First Day Hikes
First Day Hikes are part of a nationwide initiative led by America’s State Parks to encourage people to get outdoors. On New Year’s Day, hundreds of free, guided hikes will be organized in all 50 states. Kids and adults all across America will be participating in First Day Hikes, getting their hearts pumping and enjoying the beauty of a state park. Last year nearly 55,000 people rang in the New Year, collectively hiking over 133,000 miles throughout the country!
First Day Hikes are led by knowledgeable state park staff and volunteers. The distance and rigor vary from park to park, but all hikes aim to create a fun experience for the whole family. People are invited to savor the beauty of the state park’s natural resources with the comfort of an experienced guide so they may be inspired to take advantage of these local treasures throughout the year.
Find a First Day Hike near you
Cold Weather Hiking
Hiking during the winter can be fun as long as you prepare with these tips.
Dress in layers. While it is perhaps nice to have a huge, fluffy parka on the ski slopes, it really isn’t practical for the trail. Instead, take several layers you can peel off or put on when you stop and go on the trail. Your base layer should be a wicking fabric that will pull your sweat away from the skin. Overheating is a dangerous threat since excessive moisture that isn’t allowed to escape can freeze and cause hypothermia. If you ever wondered why some of your jackets have zippers under the armpits, it’s to keep air circulating and prevent your clothes from getting wet.

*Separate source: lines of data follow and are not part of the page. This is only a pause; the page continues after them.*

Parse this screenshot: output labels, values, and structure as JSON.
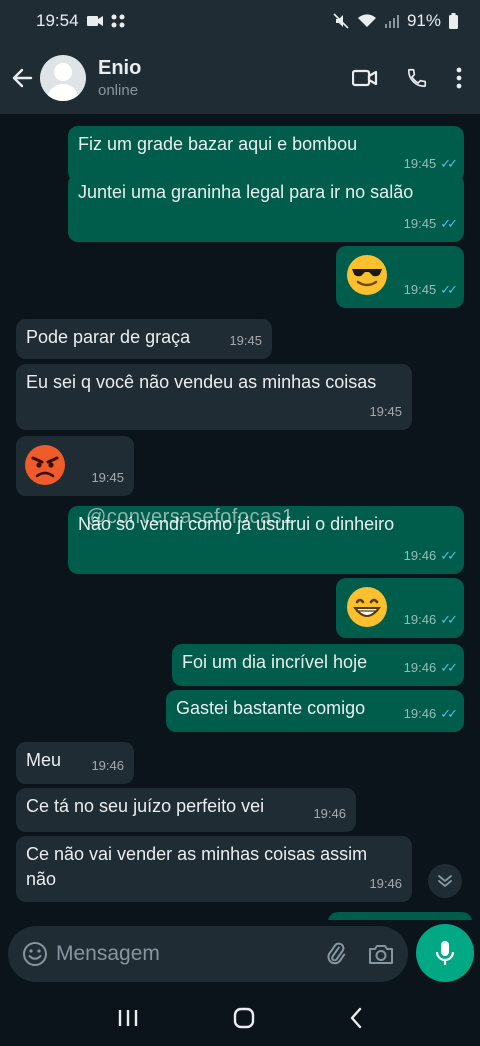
{
  "status_bar": {
    "time": "19:54",
    "battery": "91%"
  },
  "header": {
    "contact_name": "Enio",
    "contact_status": "online"
  },
  "messages": [
    {
      "text": "Fiz um grade bazar aqui e bombou",
      "time": "19:45",
      "direction": "out"
    },
    {
      "text": "Juntei uma graninha legal para ir no salão",
      "time": "19:45",
      "direction": "out"
    },
    {
      "emoji": "😎",
      "time": "19:45",
      "direction": "out"
    },
    {
      "text": "Pode parar de graça",
      "time": "19:45",
      "direction": "in"
    },
    {
      "text": "Eu sei q você não vendeu as minhas coisas",
      "time": "19:45",
      "direction": "in"
    },
    {
      "emoji": "😡",
      "time": "19:45",
      "direction": "in"
    },
    {
      "text": "Não só vendi como já usufrui o dinheiro",
      "time": "19:46",
      "direction": "out"
    },
    {
      "emoji": "😁",
      "time": "19:46",
      "direction": "out"
    },
    {
      "text": "Foi um dia incrível hoje",
      "time": "19:46",
      "direction": "out"
    },
    {
      "text": "Gastei bastante comigo",
      "time": "19:46",
      "direction": "out"
    },
    {
      "text": "Meu",
      "time": "19:46",
      "direction": "in"
    },
    {
      "text": "Ce tá no seu juízo perfeito vei",
      "time": "19:46",
      "direction": "in"
    },
    {
      "text": "Ce não vai vender as minhas coisas assim não",
      "time": "19:46",
      "direction": "in"
    }
  ],
  "watermark": "@conversasefofocas1",
  "input": {
    "placeholder": "Mensagem"
  },
  "colors": {
    "outgoing": "#005c4b",
    "incoming": "#202c33",
    "accent": "#00a884",
    "read_ticks": "#53bdeb"
  }
}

Wear a hat! Our heads are filled with oxygen-carrying capillaries which fuel our brains and consume one third of the body’s energy. During the colder months it is important to keep your head covered to maintain function and not lose precious body heat. You may want to bring a warmer/heavier hat for rest periods.
Keep your water bottle warm. Whether you are at the campsite or on the trail, a foam sleeve like a koozie will help prevent the water from freezing in a bottle. Nothing warms your body or your spirits like warm liquid by a campfire. Boil water to take with you as you hike. Also, to keep water from freezing, keep your water bottle on the inside of your jacket – properly sealed, of course.

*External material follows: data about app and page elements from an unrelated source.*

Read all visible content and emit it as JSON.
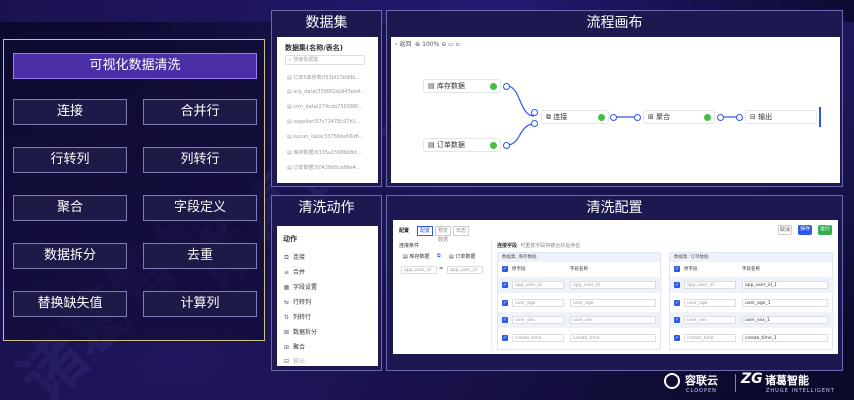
{
  "left": {
    "title": "可视化数据清洗",
    "buttons": [
      "连接",
      "合并行",
      "行转列",
      "列转行",
      "聚合",
      "字段定义",
      "数据拆分",
      "去重",
      "替换缺失值",
      "计算列"
    ]
  },
  "dataset": {
    "panel_title": "数据集",
    "header": "数据集(名称/表名)",
    "search_placeholder": "搜索数据集",
    "items": [
      "订单5库存表(f33bf23e9db...",
      "erp_data(3380f2ab943eb4...",
      "crm_data(274cda756586f...",
      "supplier(57c71478c57b1...",
      "kucun_data(33756be56d6...",
      "库存数据(6335a15986b8d...",
      "订单数据(50428d0ca96e4..."
    ]
  },
  "flow": {
    "panel_title": "流程画布",
    "toolbar": {
      "back": "返回",
      "zoom": "100%"
    },
    "nodes": [
      "库存数据",
      "订单数据",
      "连接",
      "聚合",
      "输出"
    ]
  },
  "actions": {
    "panel_title": "清洗动作",
    "header": "动作",
    "items": [
      "连接",
      "合并",
      "字段设置",
      "行转列",
      "列转行",
      "数据拆分",
      "聚合",
      "输出"
    ]
  },
  "config": {
    "panel_title": "清洗配置",
    "label": "配置",
    "tabs": [
      "配置",
      "预览数据",
      "日志"
    ],
    "btn_cancel": "取消",
    "btn_save": "保存",
    "btn_run": "运行",
    "join_cond": "连接条件",
    "src_a": "库存数据",
    "src_b": "订单数据",
    "field_a": "app_user_id",
    "field_b": "app_user_id",
    "join_field_label": "连接字段",
    "join_field_hint": "可重复字段将被合并后命名",
    "table_left": {
      "head": "数据集: 库存数据",
      "col1": "原字段",
      "col2": "字段名称",
      "rows": [
        [
          "app_user_id",
          "app_user_id"
        ],
        [
          "user_age",
          "user_age"
        ],
        [
          "user_sex",
          "user_sex"
        ],
        [
          "create_time",
          "create_time"
        ]
      ]
    },
    "table_right": {
      "head": "数据集: 订单数据",
      "col1": "原字段",
      "col2": "字段名称",
      "rows": [
        [
          "app_user_id",
          "app_user_id_1"
        ],
        [
          "user_age",
          "user_age_1"
        ],
        [
          "user_sex",
          "user_sex_1"
        ],
        [
          "create_time",
          "create_time_1"
        ]
      ]
    }
  },
  "brands": {
    "a_name": "容联云",
    "a_sub": "CLOOPEN",
    "b_name": "诸葛智能",
    "b_sub": "ZHUGE INTELLIGENT"
  },
  "watermark": "诸葛智能"
}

Use a sleeping bag liner. You don’t have to bulk up with a heavier sleeping bag for winter camping. Putting a liner inside a 20 degree bag is an inexpensive way to boost your bag’s rating another 10 or so degrees.
Don’t toss the sunscreen. While this is most important if you are hiking in a snowy region, winter hikers often forget about the sun’s glare reflecting off of white snow.

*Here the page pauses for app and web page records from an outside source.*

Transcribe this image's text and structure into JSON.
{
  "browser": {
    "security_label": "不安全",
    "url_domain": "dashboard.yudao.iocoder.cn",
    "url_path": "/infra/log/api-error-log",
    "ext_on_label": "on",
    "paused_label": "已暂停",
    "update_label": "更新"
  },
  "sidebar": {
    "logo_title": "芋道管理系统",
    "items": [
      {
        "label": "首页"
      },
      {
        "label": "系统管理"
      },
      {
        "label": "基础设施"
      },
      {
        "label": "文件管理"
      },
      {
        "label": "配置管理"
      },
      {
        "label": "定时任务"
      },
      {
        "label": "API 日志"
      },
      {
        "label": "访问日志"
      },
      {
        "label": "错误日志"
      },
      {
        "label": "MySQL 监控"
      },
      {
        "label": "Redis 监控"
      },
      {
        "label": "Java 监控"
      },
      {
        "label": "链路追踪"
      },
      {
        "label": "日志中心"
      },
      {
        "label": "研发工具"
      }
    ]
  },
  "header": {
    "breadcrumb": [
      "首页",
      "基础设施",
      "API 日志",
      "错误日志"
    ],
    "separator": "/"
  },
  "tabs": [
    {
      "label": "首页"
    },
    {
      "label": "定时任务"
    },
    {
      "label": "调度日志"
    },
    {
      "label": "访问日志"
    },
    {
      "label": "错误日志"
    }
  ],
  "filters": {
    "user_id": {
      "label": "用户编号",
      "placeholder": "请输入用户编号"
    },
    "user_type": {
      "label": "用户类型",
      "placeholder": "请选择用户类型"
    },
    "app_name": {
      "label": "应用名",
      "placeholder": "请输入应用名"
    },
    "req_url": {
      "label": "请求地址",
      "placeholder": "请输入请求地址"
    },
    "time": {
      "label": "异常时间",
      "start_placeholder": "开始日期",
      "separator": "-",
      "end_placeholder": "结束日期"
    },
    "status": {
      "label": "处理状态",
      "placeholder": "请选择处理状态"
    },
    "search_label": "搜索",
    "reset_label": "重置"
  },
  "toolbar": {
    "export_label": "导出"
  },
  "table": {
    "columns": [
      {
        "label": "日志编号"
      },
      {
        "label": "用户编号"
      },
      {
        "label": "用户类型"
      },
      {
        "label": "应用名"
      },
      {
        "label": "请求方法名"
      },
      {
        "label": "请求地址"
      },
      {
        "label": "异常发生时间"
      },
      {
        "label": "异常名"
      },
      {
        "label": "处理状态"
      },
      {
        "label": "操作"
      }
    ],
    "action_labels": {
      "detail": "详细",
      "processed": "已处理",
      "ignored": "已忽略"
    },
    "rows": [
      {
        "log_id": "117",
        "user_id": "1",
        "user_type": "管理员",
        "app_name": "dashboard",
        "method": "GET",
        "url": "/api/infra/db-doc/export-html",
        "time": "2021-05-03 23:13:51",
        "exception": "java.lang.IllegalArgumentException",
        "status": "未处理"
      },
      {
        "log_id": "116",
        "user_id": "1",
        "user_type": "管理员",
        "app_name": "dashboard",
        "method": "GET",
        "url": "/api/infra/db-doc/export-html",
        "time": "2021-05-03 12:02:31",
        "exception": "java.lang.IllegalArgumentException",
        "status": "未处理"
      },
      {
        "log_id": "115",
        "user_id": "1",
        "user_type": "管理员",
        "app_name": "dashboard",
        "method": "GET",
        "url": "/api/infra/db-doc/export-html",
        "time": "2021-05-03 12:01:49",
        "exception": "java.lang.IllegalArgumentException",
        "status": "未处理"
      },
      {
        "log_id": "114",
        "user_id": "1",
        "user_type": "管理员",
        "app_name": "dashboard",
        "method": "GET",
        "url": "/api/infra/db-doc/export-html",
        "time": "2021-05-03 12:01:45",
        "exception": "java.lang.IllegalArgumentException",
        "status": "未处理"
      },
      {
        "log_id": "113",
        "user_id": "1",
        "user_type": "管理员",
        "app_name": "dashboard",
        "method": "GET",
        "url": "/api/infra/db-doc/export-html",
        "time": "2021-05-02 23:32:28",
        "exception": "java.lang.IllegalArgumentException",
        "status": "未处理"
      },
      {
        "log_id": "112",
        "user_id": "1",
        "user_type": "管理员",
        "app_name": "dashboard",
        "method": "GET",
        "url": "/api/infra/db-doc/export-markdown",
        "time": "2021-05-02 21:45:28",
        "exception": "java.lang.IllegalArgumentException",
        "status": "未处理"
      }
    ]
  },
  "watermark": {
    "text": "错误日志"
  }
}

Be prepared for shorter days. As early as October, dusk settles earlier and more quickly than in the summer. Have a good idea of the usable daylight hours before going hiking. Always carry a headlamp or flashlight with extra batteries.
In addition to these tips and hints, remember to follow normal safety practices as well when hiking in the winter. Be sure of the gear you take with you and if you have any specific questions, ask a local outdoor expert so you can stay safe.
America’s State Parks
America’s State Parks will help capture the collective strength and importance of the great park systems developed in the 50 states. With 10,234 units and more than 759 million visits, America’s State Parks works to enhance the American quality of life. NASPD board members representing each region of the country will govern the America’s State Parks alliance.
America’s State Parks + America’s National Parks = Great National System of Parks
Stephen T. Mather, founder of the National Park Service, envisioned that the states and the federal government needed to work together to develop a great national system of parks. By working together the nation would develop a national system of parks that would be the envy of the world.
Thanks to the vision of Stephen Mather and his contemporaries more than a billion visits a year are made to state and national parks (759 million state park visits and 307 million national park visits).
As Mather said, “Who will gain say that the parks contain the highest potentialities of national pride, national contentment, and national health? A visit inspires love of country; begets contentment; engenders pride of possession; contains the antidote for national restlessness…He is a better citizen with a keener appreciation of the privilege of living here who has toured the nations parks.”
|Total Park Visits:||More than 807 million per year|
|Number of state park units:||8,565|
|Total economic impact on communities:||More than $20 billion|
|Number of Trails||14, 672|
|Miles of trails:||52,603|
|Number of campsites:||221,367|
|Number of cabins and lodges:||8,909|